§ **Work item**
In your reply, write out the records exactly, each line intact.

[Entries from a dataset of interfaces]
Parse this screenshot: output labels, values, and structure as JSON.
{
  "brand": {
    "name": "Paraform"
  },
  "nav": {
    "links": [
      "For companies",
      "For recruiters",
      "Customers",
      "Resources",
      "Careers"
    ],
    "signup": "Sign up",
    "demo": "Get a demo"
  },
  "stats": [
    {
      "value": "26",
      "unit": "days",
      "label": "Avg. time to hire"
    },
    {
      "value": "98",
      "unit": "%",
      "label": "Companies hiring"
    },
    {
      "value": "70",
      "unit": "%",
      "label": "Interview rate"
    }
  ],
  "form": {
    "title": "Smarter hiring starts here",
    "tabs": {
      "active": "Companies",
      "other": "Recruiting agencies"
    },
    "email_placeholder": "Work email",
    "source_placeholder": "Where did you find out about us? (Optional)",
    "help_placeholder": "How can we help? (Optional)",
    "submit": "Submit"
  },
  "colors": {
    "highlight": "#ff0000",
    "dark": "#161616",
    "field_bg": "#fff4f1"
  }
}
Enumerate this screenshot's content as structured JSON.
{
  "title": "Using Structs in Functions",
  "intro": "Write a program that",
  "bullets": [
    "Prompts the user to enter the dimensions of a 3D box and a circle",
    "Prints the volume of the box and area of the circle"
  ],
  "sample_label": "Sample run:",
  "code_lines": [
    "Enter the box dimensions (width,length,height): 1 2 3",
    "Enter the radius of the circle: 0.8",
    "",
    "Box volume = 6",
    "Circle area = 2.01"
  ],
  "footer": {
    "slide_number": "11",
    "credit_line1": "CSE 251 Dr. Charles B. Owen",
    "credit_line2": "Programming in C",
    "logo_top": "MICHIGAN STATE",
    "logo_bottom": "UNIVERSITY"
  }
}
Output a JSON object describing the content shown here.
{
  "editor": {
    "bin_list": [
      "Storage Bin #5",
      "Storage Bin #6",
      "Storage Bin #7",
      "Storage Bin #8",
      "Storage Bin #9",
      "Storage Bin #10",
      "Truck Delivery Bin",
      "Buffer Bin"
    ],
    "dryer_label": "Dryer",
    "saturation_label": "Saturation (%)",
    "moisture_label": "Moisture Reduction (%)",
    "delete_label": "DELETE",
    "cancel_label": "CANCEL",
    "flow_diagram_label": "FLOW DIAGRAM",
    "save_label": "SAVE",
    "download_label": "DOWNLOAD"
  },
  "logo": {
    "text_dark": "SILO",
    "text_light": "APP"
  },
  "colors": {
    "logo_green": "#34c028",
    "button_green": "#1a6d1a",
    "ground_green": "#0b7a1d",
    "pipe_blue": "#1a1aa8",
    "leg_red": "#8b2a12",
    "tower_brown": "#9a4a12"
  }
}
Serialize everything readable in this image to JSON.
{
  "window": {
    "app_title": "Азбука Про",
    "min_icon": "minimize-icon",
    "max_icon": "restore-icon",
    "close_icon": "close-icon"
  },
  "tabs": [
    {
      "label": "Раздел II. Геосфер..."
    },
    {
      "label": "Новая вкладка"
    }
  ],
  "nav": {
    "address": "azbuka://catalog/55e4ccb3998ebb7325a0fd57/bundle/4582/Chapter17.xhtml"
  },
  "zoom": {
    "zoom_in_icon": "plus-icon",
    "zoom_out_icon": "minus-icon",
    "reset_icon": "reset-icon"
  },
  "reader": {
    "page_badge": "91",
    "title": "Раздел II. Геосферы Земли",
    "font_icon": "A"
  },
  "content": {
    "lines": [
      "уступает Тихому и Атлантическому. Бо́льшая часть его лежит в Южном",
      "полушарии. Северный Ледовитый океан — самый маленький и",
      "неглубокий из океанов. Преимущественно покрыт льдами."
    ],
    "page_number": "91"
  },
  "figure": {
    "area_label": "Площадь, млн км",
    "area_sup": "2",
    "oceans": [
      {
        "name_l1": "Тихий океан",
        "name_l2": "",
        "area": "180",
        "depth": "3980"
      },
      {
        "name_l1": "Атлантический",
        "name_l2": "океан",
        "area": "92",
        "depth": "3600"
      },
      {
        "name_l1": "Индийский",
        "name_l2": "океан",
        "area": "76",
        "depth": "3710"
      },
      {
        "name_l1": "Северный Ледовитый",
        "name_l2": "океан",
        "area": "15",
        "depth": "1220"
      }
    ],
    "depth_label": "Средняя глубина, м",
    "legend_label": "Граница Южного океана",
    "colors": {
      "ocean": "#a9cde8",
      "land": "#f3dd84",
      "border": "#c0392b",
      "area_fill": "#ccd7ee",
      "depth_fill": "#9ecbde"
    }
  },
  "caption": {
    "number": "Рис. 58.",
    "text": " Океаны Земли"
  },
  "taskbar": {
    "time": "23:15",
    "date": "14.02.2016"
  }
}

§ **Reply**
Parse this screenshot: output labels, values, and structure as JSON.
{
  "brand": {
    "name": "Paraform"
  },
  "nav": {
    "links": [
      "For companies",
      "For recruiters",
      "Customers",
      "Resources",
      "Careers"
    ],
    "signup": "Sign up",
    "demo": "Get a demo"
  },
  "stats": [
    {
      "value": "26",
      "unit": "days",
      "label": "Avg. time to hire"
    },
    {
      "value": "98",
      "unit": "%",
      "label": "Companies hiring"
    },
    {
      "value": "70",
      "unit": "%",
      "label": "Interview rate"
    }
  ],
  "form": {
    "title": "Smarter hiring starts here",
    "tabs": {
      "active": "Companies",
      "other": "Recruiting agencies"
    },
    "email_placeholder": "Work email",
    "source_placeholder": "Where did you find out about us? (Optional)",
    "help_placeholder": "How can we help? (Optional)",
    "submit": "Submit"
  },
  "colors": {
    "highlight": "#ff0000",
    "dark": "#161616",
    "field_bg": "#fff4f1"
  }
}
Enumerate this screenshot's content as structured JSON.
{
  "title": "Using Structs in Functions",
  "intro": "Write a program that",
  "bullets": [
    "Prompts the user to enter the dimensions of a 3D box and a circle",
    "Prints the volume of the box and area of the circle"
  ],
  "sample_label": "Sample run:",
  "code_lines": [
    "Enter the box dimensions (width,length,height): 1 2 3",
    "Enter the radius of the circle: 0.8",
    "",
    "Box volume = 6",
    "Circle area = 2.01"
  ],
  "footer": {
    "slide_number": "11",
    "credit_line1": "CSE 251 Dr. Charles B. Owen",
    "credit_line2": "Programming in C",
    "logo_top": "MICHIGAN STATE",
    "logo_bottom": "UNIVERSITY"
  }
}
Output a JSON object describing the content shown here.
{
  "editor": {
    "bin_list": [
      "Storage Bin #5",
      "Storage Bin #6",
      "Storage Bin #7",
      "Storage Bin #8",
      "Storage Bin #9",
      "Storage Bin #10",
      "Truck Delivery Bin",
      "Buffer Bin"
    ],
    "dryer_label": "Dryer",
    "saturation_label": "Saturation (%)",
    "moisture_label": "Moisture Reduction (%)",
    "delete_label": "DELETE",
    "cancel_label": "CANCEL",
    "flow_diagram_label": "FLOW DIAGRAM",
    "save_label": "SAVE",
    "download_label": "DOWNLOAD"
  },
  "logo": {
    "text_dark": "SILO",
    "text_light": "APP"
  },
  "colors": {
    "logo_green": "#34c028",
    "button_green": "#1a6d1a",
    "ground_green": "#0b7a1d",
    "pipe_blue": "#1a1aa8",
    "leg_red": "#8b2a12",
    "tower_brown": "#9a4a12"
  }
}
Serialize everything readable in this image to JSON.
{
  "window": {
    "app_title": "Азбука Про",
    "min_icon": "minimize-icon",
    "max_icon": "restore-icon",
    "close_icon": "close-icon"
  },
  "tabs": [
    {
      "label": "Раздел II. Геосфер..."
    },
    {
      "label": "Новая вкладка"
    }
  ],
  "nav": {
    "address": "azbuka://catalog/55e4ccb3998ebb7325a0fd57/bundle/4582/Chapter17.xhtml"
  },
  "zoom": {
    "zoom_in_icon": "plus-icon",
    "zoom_out_icon": "minus-icon",
    "reset_icon": "reset-icon"
  },
  "reader": {
    "page_badge": "91",
    "title": "Раздел II. Геосферы Земли",
    "font_icon": "A"
  },
  "content": {
    "lines": [
      "уступает Тихому и Атлантическому. Бо́льшая часть его лежит в Южном",
      "полушарии. Северный Ледовитый океан — самый маленький и",
      "неглубокий из океанов. Преимущественно покрыт льдами."
    ],
    "page_number": "91"
  },
  "figure": {
    "area_label": "Площадь, млн км",
    "area_sup": "2",
    "oceans": [
      {
        "name_l1": "Тихий океан",
        "name_l2": "",
        "area": "180",
        "depth": "3980"
      },
      {
        "name_l1": "Атлантический",
        "name_l2": "океан",
        "area": "92",
        "depth": "3600"
      },
      {
        "name_l1": "Индийский",
        "name_l2": "океан",
        "area": "76",
        "depth": "3710"
      },
      {
        "name_l1": "Северный Ледовитый",
        "name_l2": "океан",
        "area": "15",
        "depth": "1220"
      }
    ],
    "depth_label": "Средняя глубина, м",
    "legend_label": "Граница Южного океана",
    "colors": {
      "ocean": "#a9cde8",
      "land": "#f3dd84",
      "border": "#c0392b",
      "area_fill": "#ccd7ee",
      "depth_fill": "#9ecbde"
    }
  },
  "caption": {
    "number": "Рис. 58.",
    "text": " Океаны Земли"
  },
  "taskbar": {
    "time": "23:15",
    "date": "14.02.2016"
  }
}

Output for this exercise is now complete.